**Task objective**
Read through the lines below for the string "javax" and copy each one that has it.

::::

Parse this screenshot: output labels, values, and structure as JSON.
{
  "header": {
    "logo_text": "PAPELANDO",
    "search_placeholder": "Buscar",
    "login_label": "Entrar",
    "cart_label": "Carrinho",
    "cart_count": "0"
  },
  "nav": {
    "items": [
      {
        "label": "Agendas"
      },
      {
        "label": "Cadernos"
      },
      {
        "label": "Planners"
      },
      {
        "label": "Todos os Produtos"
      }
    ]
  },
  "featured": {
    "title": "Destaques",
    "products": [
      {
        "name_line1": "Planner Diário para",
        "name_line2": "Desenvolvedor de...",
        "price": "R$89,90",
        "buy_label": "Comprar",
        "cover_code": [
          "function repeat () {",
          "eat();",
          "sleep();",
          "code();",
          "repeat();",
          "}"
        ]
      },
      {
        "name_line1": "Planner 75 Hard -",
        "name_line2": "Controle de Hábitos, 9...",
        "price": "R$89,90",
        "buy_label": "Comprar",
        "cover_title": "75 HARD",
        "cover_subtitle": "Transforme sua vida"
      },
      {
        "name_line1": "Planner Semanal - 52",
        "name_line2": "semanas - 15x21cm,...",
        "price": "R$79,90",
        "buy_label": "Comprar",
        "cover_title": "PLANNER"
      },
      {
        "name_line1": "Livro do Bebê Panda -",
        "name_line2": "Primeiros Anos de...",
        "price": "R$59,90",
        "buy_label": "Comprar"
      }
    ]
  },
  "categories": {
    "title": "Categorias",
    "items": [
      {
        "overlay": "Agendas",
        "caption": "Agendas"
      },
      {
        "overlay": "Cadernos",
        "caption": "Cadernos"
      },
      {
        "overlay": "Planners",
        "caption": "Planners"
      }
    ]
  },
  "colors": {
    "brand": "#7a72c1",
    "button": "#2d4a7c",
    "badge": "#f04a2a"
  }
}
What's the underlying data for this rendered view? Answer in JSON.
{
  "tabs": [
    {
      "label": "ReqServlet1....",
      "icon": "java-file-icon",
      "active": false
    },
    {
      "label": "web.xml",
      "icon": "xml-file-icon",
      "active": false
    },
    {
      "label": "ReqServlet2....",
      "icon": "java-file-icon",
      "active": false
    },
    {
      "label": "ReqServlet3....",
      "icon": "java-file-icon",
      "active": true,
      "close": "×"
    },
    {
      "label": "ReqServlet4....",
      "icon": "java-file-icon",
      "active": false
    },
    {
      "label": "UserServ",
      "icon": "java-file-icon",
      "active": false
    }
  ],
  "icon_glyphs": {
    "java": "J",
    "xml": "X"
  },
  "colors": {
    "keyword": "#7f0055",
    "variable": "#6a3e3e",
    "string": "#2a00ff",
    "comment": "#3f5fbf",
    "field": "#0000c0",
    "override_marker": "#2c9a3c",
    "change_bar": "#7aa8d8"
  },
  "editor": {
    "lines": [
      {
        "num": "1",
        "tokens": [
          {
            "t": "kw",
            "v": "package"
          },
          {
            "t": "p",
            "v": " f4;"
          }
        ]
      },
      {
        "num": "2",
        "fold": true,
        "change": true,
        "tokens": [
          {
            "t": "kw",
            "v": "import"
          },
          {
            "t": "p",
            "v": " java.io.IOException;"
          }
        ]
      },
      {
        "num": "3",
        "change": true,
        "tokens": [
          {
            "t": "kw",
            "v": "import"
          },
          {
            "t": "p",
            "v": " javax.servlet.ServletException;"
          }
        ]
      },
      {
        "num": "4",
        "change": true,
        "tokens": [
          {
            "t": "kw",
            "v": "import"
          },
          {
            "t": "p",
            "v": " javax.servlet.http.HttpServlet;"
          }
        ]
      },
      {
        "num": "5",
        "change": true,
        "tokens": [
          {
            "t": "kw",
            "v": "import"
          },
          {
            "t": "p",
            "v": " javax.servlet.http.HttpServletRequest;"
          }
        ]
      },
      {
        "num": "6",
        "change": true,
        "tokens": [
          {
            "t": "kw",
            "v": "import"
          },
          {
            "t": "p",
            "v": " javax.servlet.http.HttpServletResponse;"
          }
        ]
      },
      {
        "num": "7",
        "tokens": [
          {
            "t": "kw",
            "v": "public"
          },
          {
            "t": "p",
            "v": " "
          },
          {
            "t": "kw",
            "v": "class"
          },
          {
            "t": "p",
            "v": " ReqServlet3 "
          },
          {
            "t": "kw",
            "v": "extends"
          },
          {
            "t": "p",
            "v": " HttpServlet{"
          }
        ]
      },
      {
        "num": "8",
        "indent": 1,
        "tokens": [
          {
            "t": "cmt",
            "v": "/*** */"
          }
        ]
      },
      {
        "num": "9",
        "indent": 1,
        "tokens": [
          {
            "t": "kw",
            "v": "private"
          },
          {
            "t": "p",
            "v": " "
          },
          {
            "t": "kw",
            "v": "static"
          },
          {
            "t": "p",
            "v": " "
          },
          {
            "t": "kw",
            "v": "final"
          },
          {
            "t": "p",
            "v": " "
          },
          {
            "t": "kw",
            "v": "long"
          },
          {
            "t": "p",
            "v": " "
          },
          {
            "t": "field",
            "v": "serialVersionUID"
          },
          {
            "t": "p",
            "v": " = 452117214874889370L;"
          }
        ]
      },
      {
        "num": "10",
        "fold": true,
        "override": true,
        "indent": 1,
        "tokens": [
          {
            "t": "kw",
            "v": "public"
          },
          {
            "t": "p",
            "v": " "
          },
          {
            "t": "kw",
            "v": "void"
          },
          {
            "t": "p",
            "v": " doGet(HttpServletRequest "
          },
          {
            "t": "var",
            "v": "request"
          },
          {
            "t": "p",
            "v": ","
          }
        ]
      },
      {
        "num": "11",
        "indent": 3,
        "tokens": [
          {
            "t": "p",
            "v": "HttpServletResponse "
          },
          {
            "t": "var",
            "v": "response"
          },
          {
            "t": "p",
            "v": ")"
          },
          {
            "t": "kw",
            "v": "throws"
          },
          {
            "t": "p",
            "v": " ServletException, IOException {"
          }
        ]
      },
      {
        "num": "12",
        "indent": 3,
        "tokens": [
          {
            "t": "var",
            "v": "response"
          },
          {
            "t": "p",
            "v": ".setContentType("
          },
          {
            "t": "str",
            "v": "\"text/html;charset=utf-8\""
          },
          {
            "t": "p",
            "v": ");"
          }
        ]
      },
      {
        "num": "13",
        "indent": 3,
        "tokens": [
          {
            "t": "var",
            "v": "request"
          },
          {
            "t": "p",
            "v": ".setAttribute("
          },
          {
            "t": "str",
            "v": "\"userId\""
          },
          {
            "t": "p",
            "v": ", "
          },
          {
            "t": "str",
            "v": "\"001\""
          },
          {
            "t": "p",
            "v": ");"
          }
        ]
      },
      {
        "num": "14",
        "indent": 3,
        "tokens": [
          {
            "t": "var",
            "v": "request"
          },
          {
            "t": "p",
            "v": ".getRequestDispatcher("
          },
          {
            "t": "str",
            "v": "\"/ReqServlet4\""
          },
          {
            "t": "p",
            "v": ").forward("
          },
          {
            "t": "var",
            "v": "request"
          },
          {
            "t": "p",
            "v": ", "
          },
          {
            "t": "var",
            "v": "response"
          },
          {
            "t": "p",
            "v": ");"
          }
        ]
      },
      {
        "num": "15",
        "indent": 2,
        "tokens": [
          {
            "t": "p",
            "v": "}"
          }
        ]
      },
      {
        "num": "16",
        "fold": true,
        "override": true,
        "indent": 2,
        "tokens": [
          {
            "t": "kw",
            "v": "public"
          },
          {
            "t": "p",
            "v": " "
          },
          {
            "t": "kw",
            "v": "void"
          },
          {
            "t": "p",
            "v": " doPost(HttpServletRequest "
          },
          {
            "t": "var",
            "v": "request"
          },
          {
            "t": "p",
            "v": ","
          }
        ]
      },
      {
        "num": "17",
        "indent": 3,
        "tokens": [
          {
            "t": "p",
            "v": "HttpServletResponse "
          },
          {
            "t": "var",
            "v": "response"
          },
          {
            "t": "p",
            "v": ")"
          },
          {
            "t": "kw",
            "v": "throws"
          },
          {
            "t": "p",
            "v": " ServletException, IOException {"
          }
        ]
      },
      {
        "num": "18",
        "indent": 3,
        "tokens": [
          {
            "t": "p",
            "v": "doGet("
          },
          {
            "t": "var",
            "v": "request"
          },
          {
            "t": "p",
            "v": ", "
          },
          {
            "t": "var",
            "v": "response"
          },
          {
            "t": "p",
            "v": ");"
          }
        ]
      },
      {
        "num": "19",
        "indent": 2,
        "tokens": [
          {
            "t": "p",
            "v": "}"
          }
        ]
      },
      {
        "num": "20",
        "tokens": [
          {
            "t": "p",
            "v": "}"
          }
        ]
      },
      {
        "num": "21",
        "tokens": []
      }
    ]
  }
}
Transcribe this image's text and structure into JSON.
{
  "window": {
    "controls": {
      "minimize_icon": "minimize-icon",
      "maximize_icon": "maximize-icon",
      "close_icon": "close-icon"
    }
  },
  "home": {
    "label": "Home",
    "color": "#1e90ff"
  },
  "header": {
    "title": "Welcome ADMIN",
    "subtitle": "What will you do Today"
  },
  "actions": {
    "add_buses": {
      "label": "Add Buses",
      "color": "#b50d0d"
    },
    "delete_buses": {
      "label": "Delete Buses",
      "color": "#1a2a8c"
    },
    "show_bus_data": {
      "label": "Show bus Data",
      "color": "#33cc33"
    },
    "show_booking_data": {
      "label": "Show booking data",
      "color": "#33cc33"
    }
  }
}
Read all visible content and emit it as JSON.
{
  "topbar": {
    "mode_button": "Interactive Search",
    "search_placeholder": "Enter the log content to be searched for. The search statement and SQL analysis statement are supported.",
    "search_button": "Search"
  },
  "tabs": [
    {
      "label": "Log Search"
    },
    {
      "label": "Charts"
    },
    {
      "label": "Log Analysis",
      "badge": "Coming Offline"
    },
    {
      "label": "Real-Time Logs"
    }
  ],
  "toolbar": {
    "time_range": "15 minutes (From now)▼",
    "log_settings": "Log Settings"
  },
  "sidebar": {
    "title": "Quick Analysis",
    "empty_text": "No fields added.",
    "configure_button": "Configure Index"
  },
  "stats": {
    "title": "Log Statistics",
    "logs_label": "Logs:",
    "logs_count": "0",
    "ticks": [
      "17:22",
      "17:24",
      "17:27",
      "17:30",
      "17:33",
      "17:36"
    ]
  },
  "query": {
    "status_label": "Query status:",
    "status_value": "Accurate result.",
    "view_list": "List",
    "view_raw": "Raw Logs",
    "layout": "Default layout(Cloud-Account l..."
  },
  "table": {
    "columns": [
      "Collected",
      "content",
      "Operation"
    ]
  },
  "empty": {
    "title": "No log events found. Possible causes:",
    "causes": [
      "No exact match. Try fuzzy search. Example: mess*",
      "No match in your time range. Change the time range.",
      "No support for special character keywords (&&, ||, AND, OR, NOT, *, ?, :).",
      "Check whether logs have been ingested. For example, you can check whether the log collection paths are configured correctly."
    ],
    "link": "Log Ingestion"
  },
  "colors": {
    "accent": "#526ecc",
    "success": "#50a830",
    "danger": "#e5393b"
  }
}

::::

**Worked solution**
            "v": " javax.servlet.ServletException;"
            "v": " javax.servlet.http.HttpServlet;"
            "v": " javax.servlet.http.HttpServletRequest;"
            "v": " javax.servlet.http.HttpServletResponse;"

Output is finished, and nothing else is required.